RZ: School is essential to my growth because it has given me the practical skills necessary to advance the wellbeing of my community. Despite accessibility barriers, I view education as an equalizer in the face of systemic oppression. As our community has understood for generations, knowledge is the single most powerful tool we have. The knowledge I’ve gained through higher academia is something that cannot be taken away from me. More importantly, it does not begin and end with me. I’m now able to take this knowledge I’ve learned from a uniquely privileged space and bring it back to my community. I’m able to help us decipher dense texts and strategize on how to best protect our rights. Although the accumulation of knowledge can happen in many spaces, it has been most impactful in my educational journey.
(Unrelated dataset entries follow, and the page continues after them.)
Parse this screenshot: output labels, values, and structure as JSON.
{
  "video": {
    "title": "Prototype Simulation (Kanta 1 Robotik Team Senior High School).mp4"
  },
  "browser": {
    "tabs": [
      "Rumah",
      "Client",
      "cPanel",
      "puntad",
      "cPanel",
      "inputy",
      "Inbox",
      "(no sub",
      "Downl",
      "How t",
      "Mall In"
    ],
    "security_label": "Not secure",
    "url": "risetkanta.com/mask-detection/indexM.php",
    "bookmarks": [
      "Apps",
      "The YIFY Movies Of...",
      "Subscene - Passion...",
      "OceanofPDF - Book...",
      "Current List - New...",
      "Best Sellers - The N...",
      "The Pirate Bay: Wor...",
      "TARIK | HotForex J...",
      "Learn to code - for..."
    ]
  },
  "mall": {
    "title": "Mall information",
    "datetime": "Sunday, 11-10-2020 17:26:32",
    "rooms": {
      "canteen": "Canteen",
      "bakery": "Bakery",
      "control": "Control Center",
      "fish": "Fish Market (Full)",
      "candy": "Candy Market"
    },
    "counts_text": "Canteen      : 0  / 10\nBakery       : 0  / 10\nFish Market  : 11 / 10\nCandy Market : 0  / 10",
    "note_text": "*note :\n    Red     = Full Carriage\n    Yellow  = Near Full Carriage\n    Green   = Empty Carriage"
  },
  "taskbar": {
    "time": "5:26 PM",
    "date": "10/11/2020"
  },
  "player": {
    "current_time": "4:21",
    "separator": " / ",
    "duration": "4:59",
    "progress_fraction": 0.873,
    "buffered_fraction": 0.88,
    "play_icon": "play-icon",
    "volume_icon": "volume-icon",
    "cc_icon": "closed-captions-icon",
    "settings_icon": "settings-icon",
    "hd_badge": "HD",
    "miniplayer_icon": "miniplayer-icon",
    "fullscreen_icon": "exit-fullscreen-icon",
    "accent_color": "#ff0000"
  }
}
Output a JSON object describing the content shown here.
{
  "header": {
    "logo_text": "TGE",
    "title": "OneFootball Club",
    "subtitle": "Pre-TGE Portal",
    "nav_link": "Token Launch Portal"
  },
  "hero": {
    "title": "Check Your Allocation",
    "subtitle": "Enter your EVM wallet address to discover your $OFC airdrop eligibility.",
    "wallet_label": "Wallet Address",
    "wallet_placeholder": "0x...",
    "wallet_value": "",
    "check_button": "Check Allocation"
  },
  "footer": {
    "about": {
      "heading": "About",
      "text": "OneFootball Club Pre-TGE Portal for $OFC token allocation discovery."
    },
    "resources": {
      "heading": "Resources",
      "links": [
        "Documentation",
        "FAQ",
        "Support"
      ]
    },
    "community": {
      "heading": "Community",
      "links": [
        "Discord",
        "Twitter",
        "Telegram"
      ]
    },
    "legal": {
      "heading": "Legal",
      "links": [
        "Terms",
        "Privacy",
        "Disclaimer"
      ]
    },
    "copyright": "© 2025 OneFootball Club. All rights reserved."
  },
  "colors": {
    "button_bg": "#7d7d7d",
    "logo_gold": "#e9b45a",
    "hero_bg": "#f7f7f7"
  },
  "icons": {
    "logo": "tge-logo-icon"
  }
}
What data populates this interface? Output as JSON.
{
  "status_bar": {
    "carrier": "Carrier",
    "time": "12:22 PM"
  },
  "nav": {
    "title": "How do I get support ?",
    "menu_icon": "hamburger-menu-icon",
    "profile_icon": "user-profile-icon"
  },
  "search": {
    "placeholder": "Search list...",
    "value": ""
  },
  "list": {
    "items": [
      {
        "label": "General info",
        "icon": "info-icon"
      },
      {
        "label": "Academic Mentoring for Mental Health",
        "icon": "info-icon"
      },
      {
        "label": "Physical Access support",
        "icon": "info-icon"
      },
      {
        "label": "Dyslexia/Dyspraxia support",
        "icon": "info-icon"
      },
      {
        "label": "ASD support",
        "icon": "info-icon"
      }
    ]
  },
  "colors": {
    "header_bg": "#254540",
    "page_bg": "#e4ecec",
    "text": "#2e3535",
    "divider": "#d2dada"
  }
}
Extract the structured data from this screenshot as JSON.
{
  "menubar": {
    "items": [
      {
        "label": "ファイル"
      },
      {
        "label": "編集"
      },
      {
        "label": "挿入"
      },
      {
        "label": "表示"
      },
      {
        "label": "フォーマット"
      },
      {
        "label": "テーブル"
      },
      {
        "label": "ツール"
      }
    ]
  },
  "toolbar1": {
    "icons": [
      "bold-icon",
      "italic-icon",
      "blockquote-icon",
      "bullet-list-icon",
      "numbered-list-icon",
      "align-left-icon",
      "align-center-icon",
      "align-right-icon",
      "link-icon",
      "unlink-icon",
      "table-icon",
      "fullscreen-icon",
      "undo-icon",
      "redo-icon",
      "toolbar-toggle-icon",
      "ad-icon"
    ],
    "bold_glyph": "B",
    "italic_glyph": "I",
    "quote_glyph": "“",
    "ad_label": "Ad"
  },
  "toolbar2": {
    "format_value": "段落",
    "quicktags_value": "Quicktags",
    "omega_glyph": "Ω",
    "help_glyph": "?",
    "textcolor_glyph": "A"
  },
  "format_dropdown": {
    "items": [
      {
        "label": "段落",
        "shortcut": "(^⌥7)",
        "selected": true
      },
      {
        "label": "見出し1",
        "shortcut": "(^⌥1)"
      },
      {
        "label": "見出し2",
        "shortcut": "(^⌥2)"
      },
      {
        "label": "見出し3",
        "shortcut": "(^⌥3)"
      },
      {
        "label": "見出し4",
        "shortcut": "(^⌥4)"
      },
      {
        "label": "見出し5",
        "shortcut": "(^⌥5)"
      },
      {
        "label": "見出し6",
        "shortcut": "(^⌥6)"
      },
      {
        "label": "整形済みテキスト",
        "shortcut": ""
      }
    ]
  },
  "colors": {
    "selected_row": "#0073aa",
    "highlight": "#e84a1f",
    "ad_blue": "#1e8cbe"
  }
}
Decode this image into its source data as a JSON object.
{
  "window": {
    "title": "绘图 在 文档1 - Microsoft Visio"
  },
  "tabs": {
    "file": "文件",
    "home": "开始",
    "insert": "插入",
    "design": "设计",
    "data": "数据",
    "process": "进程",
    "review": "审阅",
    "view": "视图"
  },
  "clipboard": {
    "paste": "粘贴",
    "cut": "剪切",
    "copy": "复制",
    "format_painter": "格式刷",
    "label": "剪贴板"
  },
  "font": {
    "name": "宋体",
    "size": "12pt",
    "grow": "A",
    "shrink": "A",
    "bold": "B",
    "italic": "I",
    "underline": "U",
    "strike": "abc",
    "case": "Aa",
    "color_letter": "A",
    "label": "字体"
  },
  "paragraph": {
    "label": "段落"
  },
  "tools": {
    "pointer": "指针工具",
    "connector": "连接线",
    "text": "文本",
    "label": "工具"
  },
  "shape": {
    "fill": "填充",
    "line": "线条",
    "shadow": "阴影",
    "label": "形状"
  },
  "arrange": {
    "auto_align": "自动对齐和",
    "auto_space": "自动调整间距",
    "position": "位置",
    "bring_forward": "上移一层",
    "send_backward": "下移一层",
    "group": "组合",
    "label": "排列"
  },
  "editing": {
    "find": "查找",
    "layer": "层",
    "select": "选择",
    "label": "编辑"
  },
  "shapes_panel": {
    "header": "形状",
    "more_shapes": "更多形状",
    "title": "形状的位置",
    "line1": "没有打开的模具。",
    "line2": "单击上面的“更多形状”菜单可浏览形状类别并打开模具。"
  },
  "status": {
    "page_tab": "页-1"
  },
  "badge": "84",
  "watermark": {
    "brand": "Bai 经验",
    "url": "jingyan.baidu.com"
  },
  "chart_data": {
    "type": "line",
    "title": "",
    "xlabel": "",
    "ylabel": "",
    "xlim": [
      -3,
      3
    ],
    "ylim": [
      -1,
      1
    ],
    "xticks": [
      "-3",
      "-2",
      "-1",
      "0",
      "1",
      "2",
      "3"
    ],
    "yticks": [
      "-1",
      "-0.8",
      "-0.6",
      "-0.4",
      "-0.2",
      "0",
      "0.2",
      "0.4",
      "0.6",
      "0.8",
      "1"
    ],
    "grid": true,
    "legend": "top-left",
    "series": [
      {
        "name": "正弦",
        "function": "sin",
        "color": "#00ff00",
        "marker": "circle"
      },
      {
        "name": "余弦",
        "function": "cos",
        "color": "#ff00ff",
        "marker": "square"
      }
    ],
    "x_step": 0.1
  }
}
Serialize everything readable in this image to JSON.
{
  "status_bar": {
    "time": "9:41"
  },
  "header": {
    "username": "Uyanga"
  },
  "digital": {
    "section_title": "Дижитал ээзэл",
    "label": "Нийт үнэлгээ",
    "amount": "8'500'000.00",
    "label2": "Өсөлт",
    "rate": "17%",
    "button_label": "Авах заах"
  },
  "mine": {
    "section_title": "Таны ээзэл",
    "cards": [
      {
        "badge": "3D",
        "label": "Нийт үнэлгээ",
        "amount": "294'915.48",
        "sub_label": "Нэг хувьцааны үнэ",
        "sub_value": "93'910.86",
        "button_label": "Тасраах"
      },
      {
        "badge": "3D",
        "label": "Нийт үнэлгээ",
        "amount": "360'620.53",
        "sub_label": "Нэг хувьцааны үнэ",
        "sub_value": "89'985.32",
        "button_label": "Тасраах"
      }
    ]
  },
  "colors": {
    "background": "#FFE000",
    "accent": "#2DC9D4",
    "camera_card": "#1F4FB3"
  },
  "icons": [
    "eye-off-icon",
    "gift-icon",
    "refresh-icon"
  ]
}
HB. What inspired you to follow the path you are on now in human rights?
RZ: In May, I graduated with a Master of Human Rights from the Humphrey School of Public Affairs. I concentrated on the nexus of business and human rights, in order to gain the technical skills necessary to hold corporations who violate human rights accountable. This career move is heavily influenced by the continuous exploitation and environmental racism experienced within the Indigenous community.

HB. What things do you do to help you feel grounded and energized?
RZ: I am grounded and energized by the same space – my community. I’m endlessly inspired by our resilience, dedication and love we’ve invested into each other. We deserve to live in a world that recognizes, celebrates and protects our community. I’m hoping to help move us closer to that world.

HB. Now that you are done with school, what’s your plan? Long-term plans?
RZ: I have accepted a contractual research position with the International Secretariat of Amnesty International. I am working with the business and human rights team on the “Prosecuting Corporate Crimes” project – which looks at the boundaries of international law when
prosecuting corporations for human rights violations. I’m a few weeks into the position and it has been incredible. This field is a decade old and we are closer than ever before to begin to hold corporations accountable for a myriad of violations – including environmental exploitation and violence against peaceful protestors.

HB. With all the current events happening in our city, what positive changes do you see already?
RZ: The mobilization of communities to protect and support each other has been exceptional. I’ve never felt more connected with Minneapolis. We are living through an example of how investment in community-led initiatives a viable alternative to traditional law enforcement can be.

HB. What is your hope for the Native community in Minneapolis? What do you see as the possibilities?
RZ: My hope for the Indigenous community in Minneapolis is that we finally get the space to move beyond survival mode. The centuries of trauma held in the Indigenous community (i.e. colonization, poverty, state violence) has impeded on our ability to live fulfilling lives collectively. I hope we will soon get to a space where we can be radically vulnerable without the threat of danger. I hope we will soon get the opportunity to live in our bodies and in this world peacefully.